**To do**
Look through the entries below and return all lines including the word "none".

**Record set**
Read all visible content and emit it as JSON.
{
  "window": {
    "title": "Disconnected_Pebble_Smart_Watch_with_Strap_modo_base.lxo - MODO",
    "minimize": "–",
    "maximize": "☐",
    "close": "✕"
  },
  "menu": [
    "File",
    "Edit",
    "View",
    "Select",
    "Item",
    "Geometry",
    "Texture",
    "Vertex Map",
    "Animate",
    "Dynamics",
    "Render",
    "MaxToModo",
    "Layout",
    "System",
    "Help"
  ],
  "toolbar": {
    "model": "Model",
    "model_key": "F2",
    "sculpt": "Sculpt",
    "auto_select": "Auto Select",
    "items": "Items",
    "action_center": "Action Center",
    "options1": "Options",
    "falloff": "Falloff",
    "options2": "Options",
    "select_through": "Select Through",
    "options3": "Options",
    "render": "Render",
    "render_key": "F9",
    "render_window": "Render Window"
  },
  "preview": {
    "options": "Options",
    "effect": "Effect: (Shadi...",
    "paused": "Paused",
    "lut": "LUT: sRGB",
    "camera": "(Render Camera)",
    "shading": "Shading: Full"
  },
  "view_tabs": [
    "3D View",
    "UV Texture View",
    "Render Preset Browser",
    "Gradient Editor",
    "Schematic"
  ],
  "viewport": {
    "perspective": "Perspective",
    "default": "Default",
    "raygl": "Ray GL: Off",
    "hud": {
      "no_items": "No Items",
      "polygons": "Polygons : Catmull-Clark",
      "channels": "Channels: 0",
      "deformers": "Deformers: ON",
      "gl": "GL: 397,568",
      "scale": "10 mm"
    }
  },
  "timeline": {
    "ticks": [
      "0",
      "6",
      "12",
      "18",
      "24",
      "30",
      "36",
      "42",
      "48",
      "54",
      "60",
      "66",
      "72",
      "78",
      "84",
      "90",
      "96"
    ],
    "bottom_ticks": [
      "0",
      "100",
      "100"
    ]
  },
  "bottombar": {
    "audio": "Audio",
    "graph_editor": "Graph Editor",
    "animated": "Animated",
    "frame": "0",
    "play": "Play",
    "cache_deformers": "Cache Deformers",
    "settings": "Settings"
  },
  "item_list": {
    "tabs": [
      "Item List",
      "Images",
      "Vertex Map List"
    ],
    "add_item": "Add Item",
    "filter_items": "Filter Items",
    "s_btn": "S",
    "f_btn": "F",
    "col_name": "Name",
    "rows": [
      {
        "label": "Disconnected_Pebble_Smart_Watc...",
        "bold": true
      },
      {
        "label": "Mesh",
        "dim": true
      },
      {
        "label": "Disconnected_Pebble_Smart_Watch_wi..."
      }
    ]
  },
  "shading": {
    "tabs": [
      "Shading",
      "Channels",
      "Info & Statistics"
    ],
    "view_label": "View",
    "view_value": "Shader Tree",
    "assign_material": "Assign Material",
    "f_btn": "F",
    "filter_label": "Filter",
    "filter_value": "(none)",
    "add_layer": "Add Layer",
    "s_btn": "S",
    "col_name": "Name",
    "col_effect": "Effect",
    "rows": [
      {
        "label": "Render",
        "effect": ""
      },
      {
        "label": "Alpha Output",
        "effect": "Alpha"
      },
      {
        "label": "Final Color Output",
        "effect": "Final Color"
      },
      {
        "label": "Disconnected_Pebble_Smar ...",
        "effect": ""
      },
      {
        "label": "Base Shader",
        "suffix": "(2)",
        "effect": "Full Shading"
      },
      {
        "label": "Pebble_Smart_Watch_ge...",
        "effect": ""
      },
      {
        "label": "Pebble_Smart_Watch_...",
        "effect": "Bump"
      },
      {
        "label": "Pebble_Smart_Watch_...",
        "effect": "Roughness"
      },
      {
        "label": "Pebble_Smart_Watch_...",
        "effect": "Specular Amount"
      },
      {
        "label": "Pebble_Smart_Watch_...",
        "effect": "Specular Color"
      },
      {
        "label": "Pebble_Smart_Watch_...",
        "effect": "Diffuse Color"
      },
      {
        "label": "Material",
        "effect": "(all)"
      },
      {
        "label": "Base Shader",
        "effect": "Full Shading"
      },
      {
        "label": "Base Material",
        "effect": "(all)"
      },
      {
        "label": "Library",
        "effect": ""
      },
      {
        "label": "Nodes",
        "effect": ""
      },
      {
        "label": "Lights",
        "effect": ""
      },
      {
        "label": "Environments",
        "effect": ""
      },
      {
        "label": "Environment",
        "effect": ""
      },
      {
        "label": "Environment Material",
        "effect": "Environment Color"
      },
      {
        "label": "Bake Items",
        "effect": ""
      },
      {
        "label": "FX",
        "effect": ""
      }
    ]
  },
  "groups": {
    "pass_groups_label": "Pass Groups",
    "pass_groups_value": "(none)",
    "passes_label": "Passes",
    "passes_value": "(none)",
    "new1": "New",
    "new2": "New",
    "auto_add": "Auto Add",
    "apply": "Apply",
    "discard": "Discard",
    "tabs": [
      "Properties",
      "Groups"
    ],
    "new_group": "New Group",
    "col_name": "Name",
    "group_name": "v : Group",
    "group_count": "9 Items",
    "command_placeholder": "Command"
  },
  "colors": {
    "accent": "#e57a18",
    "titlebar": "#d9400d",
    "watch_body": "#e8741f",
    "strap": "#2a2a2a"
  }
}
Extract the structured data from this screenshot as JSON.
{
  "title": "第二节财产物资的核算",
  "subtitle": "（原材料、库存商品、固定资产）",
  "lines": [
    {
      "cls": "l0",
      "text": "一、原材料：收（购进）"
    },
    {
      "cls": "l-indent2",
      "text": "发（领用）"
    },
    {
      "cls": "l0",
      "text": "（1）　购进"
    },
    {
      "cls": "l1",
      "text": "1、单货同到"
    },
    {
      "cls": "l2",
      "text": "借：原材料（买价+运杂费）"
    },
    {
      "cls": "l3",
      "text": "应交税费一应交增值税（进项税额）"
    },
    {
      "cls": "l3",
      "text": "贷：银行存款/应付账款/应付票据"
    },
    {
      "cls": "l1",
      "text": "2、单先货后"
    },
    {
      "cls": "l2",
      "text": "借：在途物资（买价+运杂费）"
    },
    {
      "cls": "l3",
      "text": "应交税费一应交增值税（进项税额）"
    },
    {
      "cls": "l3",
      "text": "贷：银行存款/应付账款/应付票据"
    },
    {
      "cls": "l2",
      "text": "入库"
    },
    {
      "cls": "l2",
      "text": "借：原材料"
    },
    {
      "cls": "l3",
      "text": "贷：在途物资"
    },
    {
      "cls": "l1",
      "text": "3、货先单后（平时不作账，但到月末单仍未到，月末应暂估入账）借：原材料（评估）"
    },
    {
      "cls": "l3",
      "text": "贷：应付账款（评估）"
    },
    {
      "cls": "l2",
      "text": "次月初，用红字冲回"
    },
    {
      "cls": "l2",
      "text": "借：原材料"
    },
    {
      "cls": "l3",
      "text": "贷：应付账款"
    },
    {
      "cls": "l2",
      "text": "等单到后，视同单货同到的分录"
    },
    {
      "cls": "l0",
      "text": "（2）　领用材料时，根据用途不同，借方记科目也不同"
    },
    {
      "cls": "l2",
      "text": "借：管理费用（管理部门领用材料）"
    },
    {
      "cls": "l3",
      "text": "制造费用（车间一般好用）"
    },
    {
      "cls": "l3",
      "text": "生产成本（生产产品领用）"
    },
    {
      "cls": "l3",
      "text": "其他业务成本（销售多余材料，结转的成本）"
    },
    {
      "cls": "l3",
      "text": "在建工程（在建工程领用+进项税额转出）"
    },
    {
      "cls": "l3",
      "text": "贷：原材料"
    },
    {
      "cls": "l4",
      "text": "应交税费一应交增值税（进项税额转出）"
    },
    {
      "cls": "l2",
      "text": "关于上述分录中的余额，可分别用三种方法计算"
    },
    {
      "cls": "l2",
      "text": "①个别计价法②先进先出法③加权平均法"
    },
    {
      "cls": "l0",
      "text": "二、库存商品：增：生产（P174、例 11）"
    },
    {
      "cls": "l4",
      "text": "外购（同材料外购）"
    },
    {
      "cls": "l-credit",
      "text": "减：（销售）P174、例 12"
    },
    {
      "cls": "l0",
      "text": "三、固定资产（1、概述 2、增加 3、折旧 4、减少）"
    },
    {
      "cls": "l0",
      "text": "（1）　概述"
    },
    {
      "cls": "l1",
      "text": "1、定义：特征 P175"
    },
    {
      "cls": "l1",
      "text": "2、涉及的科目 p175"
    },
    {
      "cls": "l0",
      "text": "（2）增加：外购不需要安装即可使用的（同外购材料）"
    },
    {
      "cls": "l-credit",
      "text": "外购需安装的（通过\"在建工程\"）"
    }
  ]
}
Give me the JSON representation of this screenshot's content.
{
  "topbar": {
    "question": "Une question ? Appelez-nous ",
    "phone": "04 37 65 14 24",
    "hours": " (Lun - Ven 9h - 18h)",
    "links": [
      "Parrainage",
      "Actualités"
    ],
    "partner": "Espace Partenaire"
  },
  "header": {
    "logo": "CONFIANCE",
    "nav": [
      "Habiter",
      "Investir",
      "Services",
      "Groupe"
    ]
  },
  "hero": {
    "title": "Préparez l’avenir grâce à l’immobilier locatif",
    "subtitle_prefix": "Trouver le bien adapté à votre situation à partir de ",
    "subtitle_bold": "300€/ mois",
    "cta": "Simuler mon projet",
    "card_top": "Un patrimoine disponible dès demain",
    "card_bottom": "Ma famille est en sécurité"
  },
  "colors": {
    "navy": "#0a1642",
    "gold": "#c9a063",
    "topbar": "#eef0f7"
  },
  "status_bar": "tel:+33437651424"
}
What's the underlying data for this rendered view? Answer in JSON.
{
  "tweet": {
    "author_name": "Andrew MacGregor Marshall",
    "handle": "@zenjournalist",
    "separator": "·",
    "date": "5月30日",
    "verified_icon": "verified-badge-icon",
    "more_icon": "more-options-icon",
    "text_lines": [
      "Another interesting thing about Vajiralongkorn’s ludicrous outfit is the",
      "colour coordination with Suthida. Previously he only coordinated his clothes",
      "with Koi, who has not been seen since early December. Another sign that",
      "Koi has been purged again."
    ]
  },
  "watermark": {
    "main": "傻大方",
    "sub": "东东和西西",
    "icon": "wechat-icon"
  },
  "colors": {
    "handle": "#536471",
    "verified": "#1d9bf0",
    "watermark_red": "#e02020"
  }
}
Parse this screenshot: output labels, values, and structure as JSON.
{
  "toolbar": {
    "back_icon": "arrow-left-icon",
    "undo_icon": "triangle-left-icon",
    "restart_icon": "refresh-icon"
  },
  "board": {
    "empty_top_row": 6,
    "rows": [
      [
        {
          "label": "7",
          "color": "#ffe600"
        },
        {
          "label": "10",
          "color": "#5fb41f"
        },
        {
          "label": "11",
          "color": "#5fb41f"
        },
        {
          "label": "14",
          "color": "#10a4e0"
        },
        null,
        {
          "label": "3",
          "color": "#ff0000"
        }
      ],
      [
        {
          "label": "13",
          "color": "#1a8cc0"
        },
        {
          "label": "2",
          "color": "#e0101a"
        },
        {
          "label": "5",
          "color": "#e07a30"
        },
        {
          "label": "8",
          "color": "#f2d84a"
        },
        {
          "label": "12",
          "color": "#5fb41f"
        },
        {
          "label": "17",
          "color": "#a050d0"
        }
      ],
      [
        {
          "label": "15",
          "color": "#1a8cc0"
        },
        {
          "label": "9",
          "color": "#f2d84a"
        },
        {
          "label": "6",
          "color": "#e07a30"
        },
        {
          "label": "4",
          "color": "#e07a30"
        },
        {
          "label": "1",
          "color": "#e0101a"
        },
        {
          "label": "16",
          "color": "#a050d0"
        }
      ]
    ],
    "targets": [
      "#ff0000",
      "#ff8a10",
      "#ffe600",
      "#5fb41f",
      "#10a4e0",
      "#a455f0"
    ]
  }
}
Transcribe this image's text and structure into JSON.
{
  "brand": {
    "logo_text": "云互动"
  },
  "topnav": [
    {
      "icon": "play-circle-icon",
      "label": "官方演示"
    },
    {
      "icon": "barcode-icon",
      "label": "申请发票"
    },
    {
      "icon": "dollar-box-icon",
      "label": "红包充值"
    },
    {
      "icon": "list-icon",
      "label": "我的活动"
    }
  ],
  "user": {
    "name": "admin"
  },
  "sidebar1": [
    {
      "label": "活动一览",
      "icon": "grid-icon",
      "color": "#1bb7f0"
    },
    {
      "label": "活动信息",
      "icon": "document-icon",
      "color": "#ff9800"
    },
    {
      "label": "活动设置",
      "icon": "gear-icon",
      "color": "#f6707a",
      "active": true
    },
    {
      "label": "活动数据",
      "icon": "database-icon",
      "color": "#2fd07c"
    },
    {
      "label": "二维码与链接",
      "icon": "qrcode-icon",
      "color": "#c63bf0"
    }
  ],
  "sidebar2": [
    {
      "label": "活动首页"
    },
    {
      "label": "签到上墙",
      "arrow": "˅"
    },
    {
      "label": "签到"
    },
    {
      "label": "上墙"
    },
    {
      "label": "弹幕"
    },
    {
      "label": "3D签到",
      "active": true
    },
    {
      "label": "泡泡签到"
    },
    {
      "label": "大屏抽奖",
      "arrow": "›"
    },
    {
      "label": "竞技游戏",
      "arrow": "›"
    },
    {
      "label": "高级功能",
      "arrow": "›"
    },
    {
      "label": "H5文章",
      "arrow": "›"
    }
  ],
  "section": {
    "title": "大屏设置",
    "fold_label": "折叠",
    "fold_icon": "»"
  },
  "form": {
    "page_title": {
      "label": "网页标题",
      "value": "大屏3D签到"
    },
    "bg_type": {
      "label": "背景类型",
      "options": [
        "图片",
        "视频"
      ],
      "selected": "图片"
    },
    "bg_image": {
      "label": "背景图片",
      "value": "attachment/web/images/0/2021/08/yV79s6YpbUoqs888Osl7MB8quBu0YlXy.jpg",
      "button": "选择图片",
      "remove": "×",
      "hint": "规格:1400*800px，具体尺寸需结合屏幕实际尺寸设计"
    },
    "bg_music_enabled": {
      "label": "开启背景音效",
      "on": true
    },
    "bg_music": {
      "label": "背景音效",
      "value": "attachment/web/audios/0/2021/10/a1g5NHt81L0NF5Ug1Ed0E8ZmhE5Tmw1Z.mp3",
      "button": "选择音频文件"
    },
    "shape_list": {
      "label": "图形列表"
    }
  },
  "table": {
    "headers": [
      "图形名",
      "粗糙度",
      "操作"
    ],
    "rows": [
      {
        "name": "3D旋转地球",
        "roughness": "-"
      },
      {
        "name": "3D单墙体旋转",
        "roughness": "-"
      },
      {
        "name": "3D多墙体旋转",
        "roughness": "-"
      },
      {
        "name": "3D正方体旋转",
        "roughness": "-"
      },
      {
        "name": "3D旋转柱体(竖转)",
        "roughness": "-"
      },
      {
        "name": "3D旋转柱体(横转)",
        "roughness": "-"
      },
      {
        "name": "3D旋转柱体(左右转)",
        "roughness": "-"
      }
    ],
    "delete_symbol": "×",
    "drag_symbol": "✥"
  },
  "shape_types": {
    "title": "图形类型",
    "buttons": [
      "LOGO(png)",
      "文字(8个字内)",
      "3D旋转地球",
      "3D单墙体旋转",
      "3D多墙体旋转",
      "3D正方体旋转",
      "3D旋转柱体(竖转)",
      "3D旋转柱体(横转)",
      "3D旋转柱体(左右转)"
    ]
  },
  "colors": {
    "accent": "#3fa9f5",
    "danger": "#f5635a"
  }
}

**Answer section**
    "filter_value": "(none)",
    "pass_groups_value": "(none)",
    "passes_value": "(none)",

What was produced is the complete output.